**LISTED ENTRIES**
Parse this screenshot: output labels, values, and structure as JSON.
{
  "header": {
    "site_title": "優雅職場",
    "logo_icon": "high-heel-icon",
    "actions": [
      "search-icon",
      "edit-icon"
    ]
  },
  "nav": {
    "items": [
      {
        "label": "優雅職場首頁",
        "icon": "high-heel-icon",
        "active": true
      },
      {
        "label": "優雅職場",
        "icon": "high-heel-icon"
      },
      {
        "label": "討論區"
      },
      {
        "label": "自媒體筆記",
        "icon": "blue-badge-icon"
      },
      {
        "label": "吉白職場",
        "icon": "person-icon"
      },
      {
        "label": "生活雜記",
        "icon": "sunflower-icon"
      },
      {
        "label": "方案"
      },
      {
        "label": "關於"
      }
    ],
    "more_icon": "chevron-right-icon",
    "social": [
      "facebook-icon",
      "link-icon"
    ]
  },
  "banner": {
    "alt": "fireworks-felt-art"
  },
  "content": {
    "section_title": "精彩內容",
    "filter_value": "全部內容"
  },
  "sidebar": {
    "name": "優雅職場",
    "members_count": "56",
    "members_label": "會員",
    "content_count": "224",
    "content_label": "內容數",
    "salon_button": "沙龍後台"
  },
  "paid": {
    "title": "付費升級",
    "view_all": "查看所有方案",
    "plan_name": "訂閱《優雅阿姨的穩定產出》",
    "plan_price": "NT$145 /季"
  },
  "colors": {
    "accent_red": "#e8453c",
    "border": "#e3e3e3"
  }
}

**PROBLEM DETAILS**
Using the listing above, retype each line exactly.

**RESULT**
Parse this screenshot: output labels, values, and structure as JSON.
{
  "header": {
    "site_title": "優雅職場",
    "logo_icon": "high-heel-icon",
    "actions": [
      "search-icon",
      "edit-icon"
    ]
  },
  "nav": {
    "items": [
      {
        "label": "優雅職場首頁",
        "icon": "high-heel-icon",
        "active": true
      },
      {
        "label": "優雅職場",
        "icon": "high-heel-icon"
      },
      {
        "label": "討論區"
      },
      {
        "label": "自媒體筆記",
        "icon": "blue-badge-icon"
      },
      {
        "label": "吉白職場",
        "icon": "person-icon"
      },
      {
        "label": "生活雜記",
        "icon": "sunflower-icon"
      },
      {
        "label": "方案"
      },
      {
        "label": "關於"
      }
    ],
    "more_icon": "chevron-right-icon",
    "social": [
      "facebook-icon",
      "link-icon"
    ]
  },
  "banner": {
    "alt": "fireworks-felt-art"
  },
  "content": {
    "section_title": "精彩內容",
    "filter_value": "全部內容"
  },
  "sidebar": {
    "name": "優雅職場",
    "members_count": "56",
    "members_label": "會員",
    "content_count": "224",
    "content_label": "內容數",
    "salon_button": "沙龍後台"
  },
  "paid": {
    "title": "付費升級",
    "view_all": "查看所有方案",
    "plan_name": "訂閱《優雅阿姨的穩定產出》",
    "plan_price": "NT$145 /季"
  },
  "colors": {
    "accent_red": "#e8453c",
    "border": "#e3e3e3"
  }
}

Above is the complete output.